The EUR students brought protest placards with protest slogans like ‘How Dare You?’, ‘Planet over Profit’ and ‘March now or swim later’. “We made them this morning at the Hub,” regales Psychology student Daniela Monteiro.

Lively and determined

Last Friday, over 25.000 people came together at the Koekamp in The Hague for the climate protest. The national protest is a part of international climate actions, meant to increase pressure on the UN Climate Action Summit in New York. Dutch protesters are also demanding a ‘responsible climate policy’.

Monteiro calls the atmosphere at the Koekamp ‘lively’ and ‘determined’. “Even children and babies were marching along,” she says. The protesters went past the Dutch parliament at the Binnenhof and at the Koekamp speeches were given. There was also a DJ performance.

Important and urgent

The students felt that it was important to take part in the protest. “Climate change is an urgent problem. It doesn’t just influence our grandchildren’s generation; it also affects ours,” says Zur. “Politicians and people in large businesses seem unaware of the fact that the impact of climate change will be evident in the short term. And it’s going to be a disaster.”

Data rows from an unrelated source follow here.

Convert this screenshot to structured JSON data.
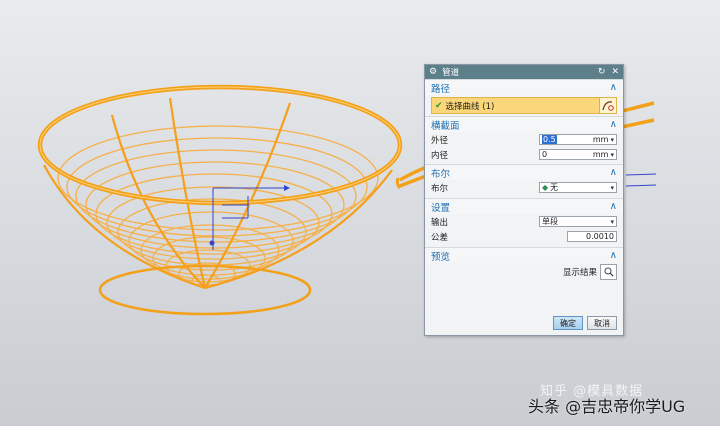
{
  "dialog": {
    "title": "管道",
    "sections": {
      "path": {
        "title": "路径",
        "select_curve": "选择曲线 (1)"
      },
      "cross_section": {
        "title": "横截面",
        "outer_label": "外径",
        "outer_value": "0.5",
        "outer_unit": "mm",
        "inner_label": "内径",
        "inner_value": "0",
        "inner_unit": "mm"
      },
      "boolean": {
        "title": "布尔",
        "label": "布尔",
        "value": "无"
      },
      "settings": {
        "title": "设置",
        "output_label": "输出",
        "output_value": "单段",
        "tolerance_label": "公差",
        "tolerance_value": "0.0010"
      },
      "preview": {
        "title": "预览",
        "show_result": "显示结果"
      }
    },
    "ok_label": "确定",
    "cancel_label": "取消"
  },
  "watermark": {
    "line1": "知乎 @模具数据",
    "line2": "头条 @吉忠帝你学UG"
  },
  "colors": {
    "model": "#f5a623",
    "title_bar": "#5c7f8a",
    "section_title": "#1f6fb2",
    "selection_highlight": "#fbd77a"
  }
}
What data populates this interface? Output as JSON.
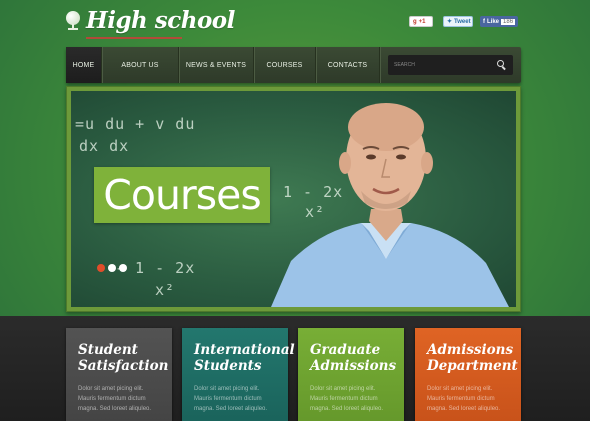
{
  "header": {
    "logo_text": "High school",
    "social": {
      "gplus": "+1",
      "tweet": "Tweet",
      "fb_like": "Like",
      "fb_count": "186"
    }
  },
  "nav": {
    "items": [
      {
        "label": "HOME",
        "active": true
      },
      {
        "label": "ABOUT US",
        "active": false
      },
      {
        "label": "NEWS & EVENTS",
        "active": false
      },
      {
        "label": "COURSES",
        "active": false
      },
      {
        "label": "CONTACTS",
        "active": false
      }
    ],
    "search_placeholder": "SEARCH"
  },
  "slider": {
    "caption": "Courses",
    "chalk_lines": [
      "=u du + v du",
      "  dx        dx",
      "1 - 2x",
      "  x²",
      "- 1 - 2x",
      "   x²"
    ],
    "dots": [
      true,
      false,
      false
    ]
  },
  "cards": [
    {
      "title_line1": "Student",
      "title_line2": "Satisfaction",
      "text": "Dolor sit amet picing elit. Mauris fermentum dictum magna. Sed loreet aliquleo.",
      "color": "#4a4a4a"
    },
    {
      "title_line1": "International",
      "title_line2": "Students",
      "text": "Dolor sit amet picing elit. Mauris fermentum dictum magna. Sed loreet aliquleo.",
      "color": "#1e6e66"
    },
    {
      "title_line1": "Graduate",
      "title_line2": "Admissions",
      "text": "Dolor sit amet picing elit. Mauris fermentum dictum magna. Sed loreet aliquleo.",
      "color": "#6ea232"
    },
    {
      "title_line1": "Admissions",
      "title_line2": "Department",
      "text": "Dolor sit amet picing elit. Mauris fermentum dictum magna. Sed loreet aliquleo.",
      "color": "#d45a1e"
    }
  ]
}
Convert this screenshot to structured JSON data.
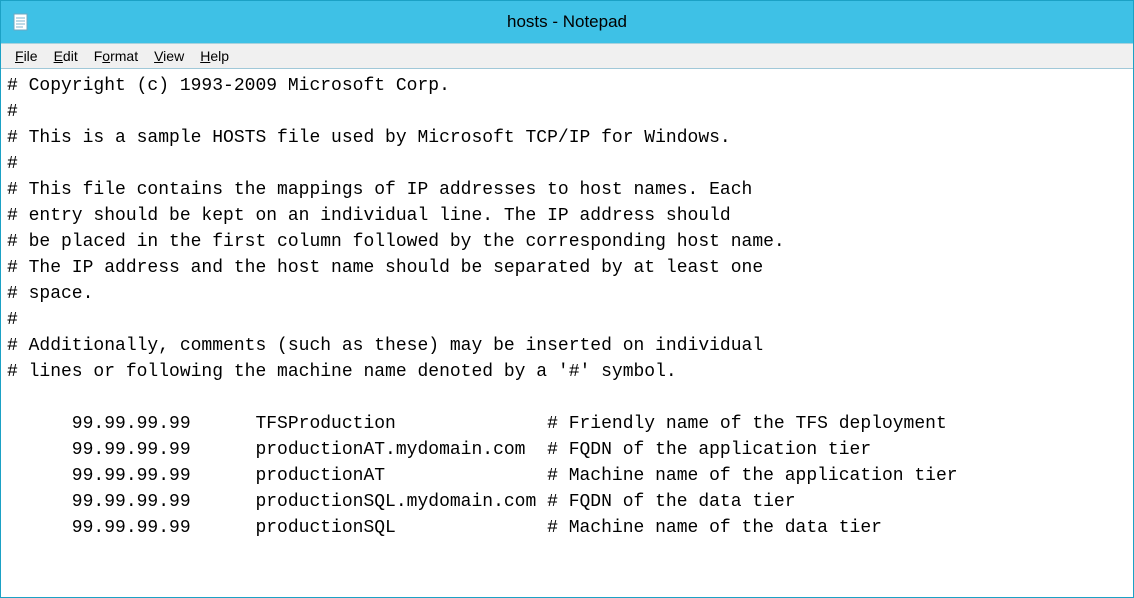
{
  "window": {
    "title": "hosts - Notepad"
  },
  "menu": {
    "file": {
      "u": "F",
      "rest": "ile"
    },
    "edit": {
      "u": "E",
      "rest": "dit"
    },
    "format": {
      "u": "o",
      "pre": "F",
      "rest": "rmat"
    },
    "view": {
      "u": "V",
      "rest": "iew"
    },
    "help": {
      "u": "H",
      "rest": "elp"
    }
  },
  "file_lines": [
    "# Copyright (c) 1993-2009 Microsoft Corp.",
    "#",
    "# This is a sample HOSTS file used by Microsoft TCP/IP for Windows.",
    "#",
    "# This file contains the mappings of IP addresses to host names. Each",
    "# entry should be kept on an individual line. The IP address should",
    "# be placed in the first column followed by the corresponding host name.",
    "# The IP address and the host name should be separated by at least one",
    "# space.",
    "#",
    "# Additionally, comments (such as these) may be inserted on individual",
    "# lines or following the machine name denoted by a '#' symbol.",
    "",
    "      99.99.99.99      TFSProduction              # Friendly name of the TFS deployment",
    "      99.99.99.99      productionAT.mydomain.com  # FQDN of the application tier",
    "      99.99.99.99      productionAT               # Machine name of the application tier",
    "      99.99.99.99      productionSQL.mydomain.com # FQDN of the data tier",
    "      99.99.99.99      productionSQL              # Machine name of the data tier"
  ]
}
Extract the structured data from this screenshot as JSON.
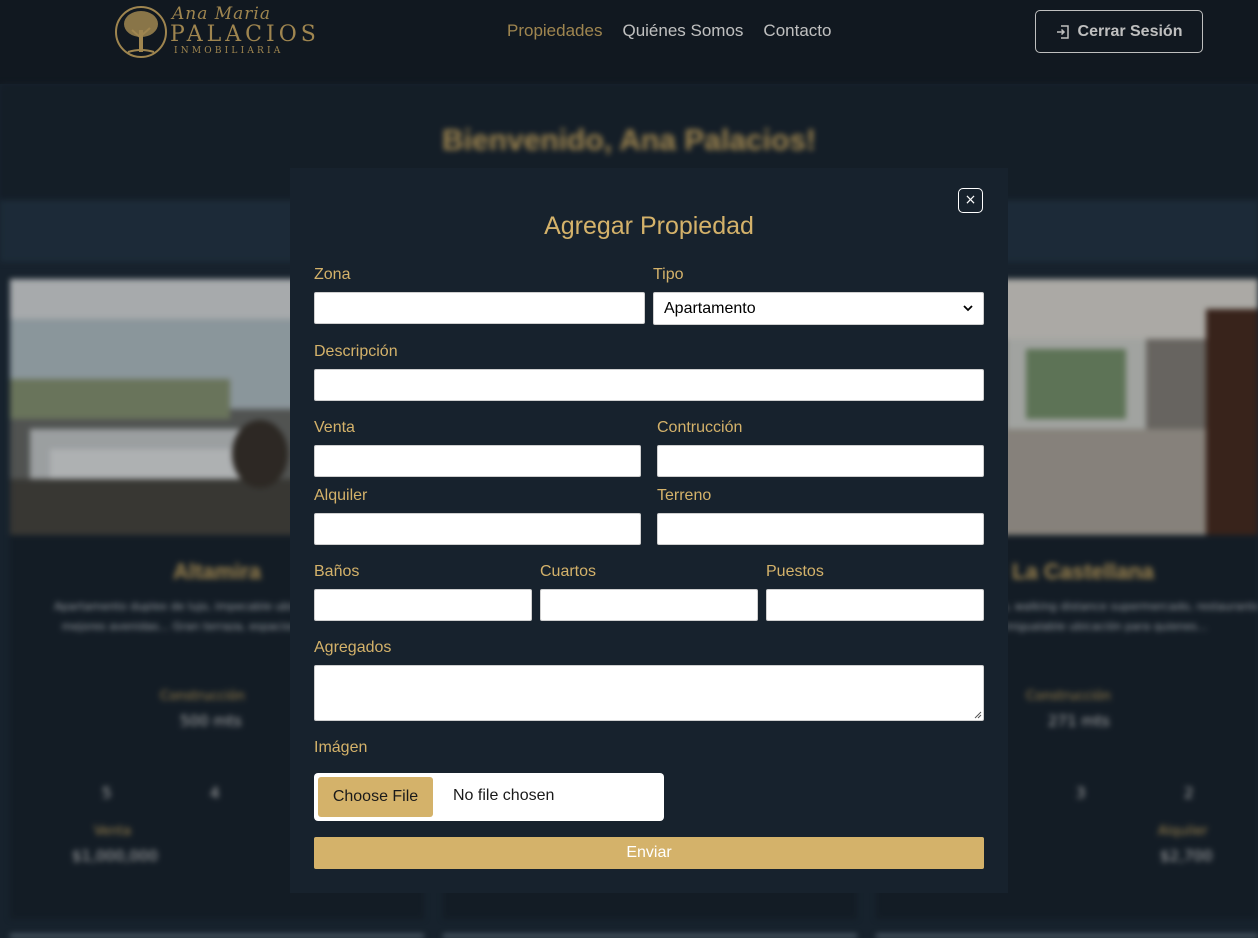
{
  "header": {
    "logo": {
      "script": "Ana Maria",
      "main": "PALACIOS",
      "sub": "INMOBILIARIA"
    },
    "nav": [
      {
        "label": "Propiedades",
        "active": true
      },
      {
        "label": "Quiénes Somos",
        "active": false
      },
      {
        "label": "Contacto",
        "active": false
      }
    ],
    "logout_label": "Cerrar Sesión"
  },
  "background": {
    "welcome": "Bienvenido, Ana Palacios!",
    "cards": [
      {
        "title": "Altamira",
        "description": "Apartamento duplex de lujo, impecable ubicación top en los mejores avenidas... Gran terraza, espacios de impecable.",
        "construction_label": "Construcción",
        "construction": "500 mts",
        "baths": "5",
        "rooms": "4",
        "sale_label": "Venta",
        "sale": "$1,000,000"
      },
      {
        "title": "La Castellana",
        "description": "... de La Castellana, walking distance supermercado, restaurantes, club ... inigualable ubicación para quienes...",
        "construction_label": "Construcción",
        "construction": "271 mts",
        "rooms": "3",
        "parking": "2",
        "rent_label": "Alquiler",
        "rent": "$2,700"
      }
    ]
  },
  "modal": {
    "close_label": "×",
    "title": "Agregar Propiedad",
    "fields": {
      "zona": {
        "label": "Zona",
        "value": ""
      },
      "tipo": {
        "label": "Tipo",
        "value": "Apartamento"
      },
      "descripcion": {
        "label": "Descripción",
        "value": ""
      },
      "venta": {
        "label": "Venta",
        "value": ""
      },
      "construccion": {
        "label": "Contrucción",
        "value": ""
      },
      "alquiler": {
        "label": "Alquiler",
        "value": ""
      },
      "terreno": {
        "label": "Terreno",
        "value": ""
      },
      "banos": {
        "label": "Baños",
        "value": ""
      },
      "cuartos": {
        "label": "Cuartos",
        "value": ""
      },
      "puestos": {
        "label": "Puestos",
        "value": ""
      },
      "agregados": {
        "label": "Agregados",
        "value": ""
      },
      "imagen": {
        "label": "Imágen",
        "button": "Choose File",
        "status": "No file chosen"
      }
    },
    "submit_label": "Enviar"
  },
  "colors": {
    "gold": "#d4b26a",
    "dark": "#17222d",
    "header": "#17212b"
  }
}
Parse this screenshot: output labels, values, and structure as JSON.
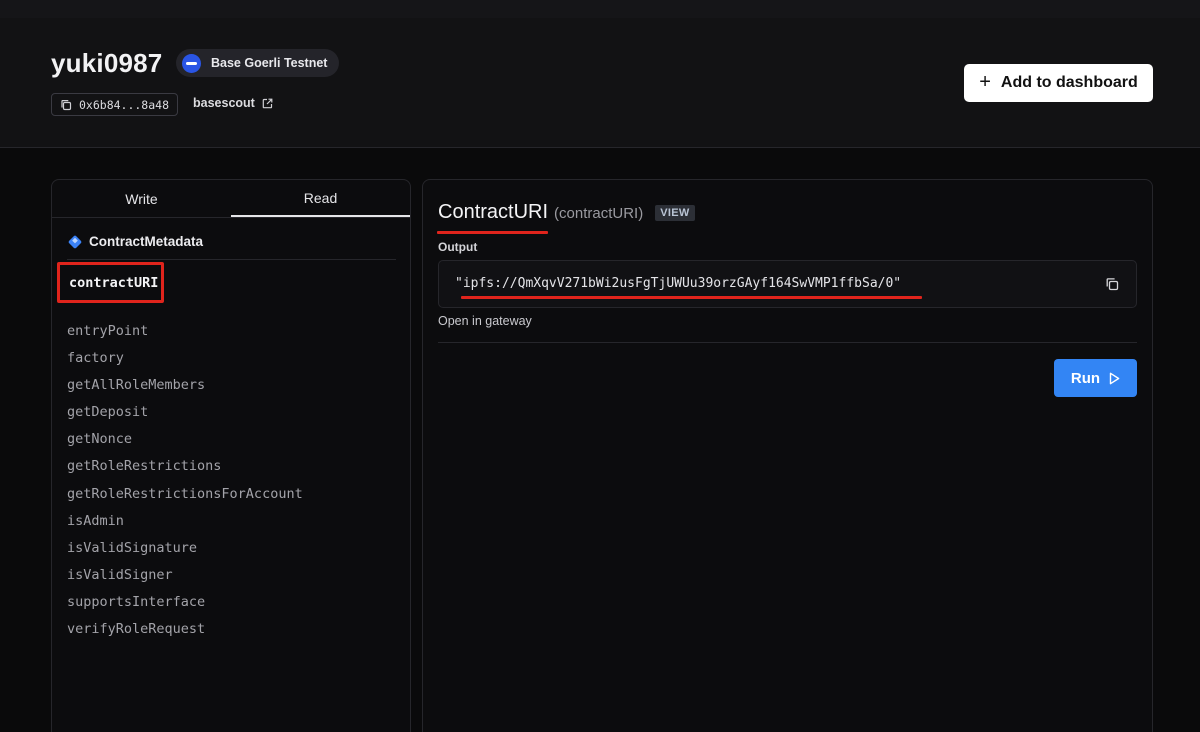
{
  "header": {
    "title": "yuki0987",
    "network": "Base Goerli Testnet",
    "address": "0x6b84...8a48",
    "explorer_link": "basescout",
    "add_button": "Add to dashboard"
  },
  "tabs": [
    {
      "label": "Write",
      "active": false
    },
    {
      "label": "Read",
      "active": true
    }
  ],
  "sidebar": {
    "section": "ContractMetadata",
    "selected": "contractURI",
    "functions": [
      "entryPoint",
      "factory",
      "getAllRoleMembers",
      "getDeposit",
      "getNonce",
      "getRoleRestrictions",
      "getRoleRestrictionsForAccount",
      "isAdmin",
      "isValidSignature",
      "isValidSigner",
      "supportsInterface",
      "verifyRoleRequest"
    ]
  },
  "detail": {
    "function_name": "ContractURI",
    "function_sub": "(contractURI)",
    "badge": "VIEW",
    "output_label": "Output",
    "output_value": "\"ipfs://QmXqvV271bWi2usFgTjUWUu39orzGAyf164SwVMP1ffbSa/0\"",
    "gateway_link": "Open in gateway",
    "run_button": "Run"
  },
  "colors": {
    "accent": "#3385f4",
    "highlight": "#e0241c",
    "network_icon": "#2a55e5"
  }
}
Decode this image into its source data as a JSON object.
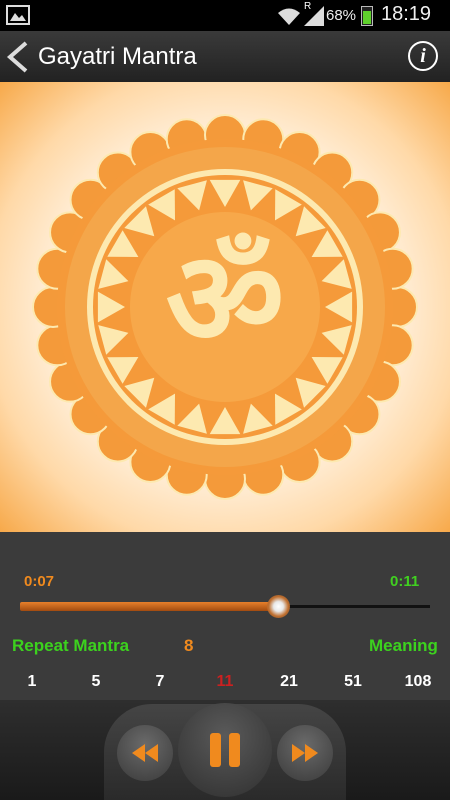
{
  "status_bar": {
    "battery_text": "68%",
    "time": "18:19",
    "roaming_indicator": "R"
  },
  "app_bar": {
    "title": "Gayatri Mantra"
  },
  "player": {
    "elapsed": "0:07",
    "total": "0:11",
    "progress": 0.63,
    "repeat_label": "Repeat Mantra",
    "repeat_count": "8",
    "meaning_label": "Meaning",
    "count_options": [
      "1",
      "5",
      "7",
      "11",
      "21",
      "51",
      "108"
    ],
    "selected_count": "11"
  },
  "colors": {
    "accent_orange": "#f08a1e",
    "accent_green": "#3cd21e",
    "selected_red": "#cc2020"
  },
  "icons": {
    "back": "chevron-left-icon",
    "info": "info-icon",
    "rewind": "rewind-icon",
    "pause": "pause-icon",
    "fast_forward": "fast-forward-icon"
  }
}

“When it comes to sustainability, people tend to keep their point of view to themselves,” Zur claims. “But if there is one thing we definitely should be doing, it’s making our voices be heard.” The Management of International Social Challenges (MISOC) student believes that protesting is a tried and tested way to promote radical change. “And radical change is what we need. We don’t even have time to set goals, as we should already be attaining them.”

Check out the photos of the climate march here: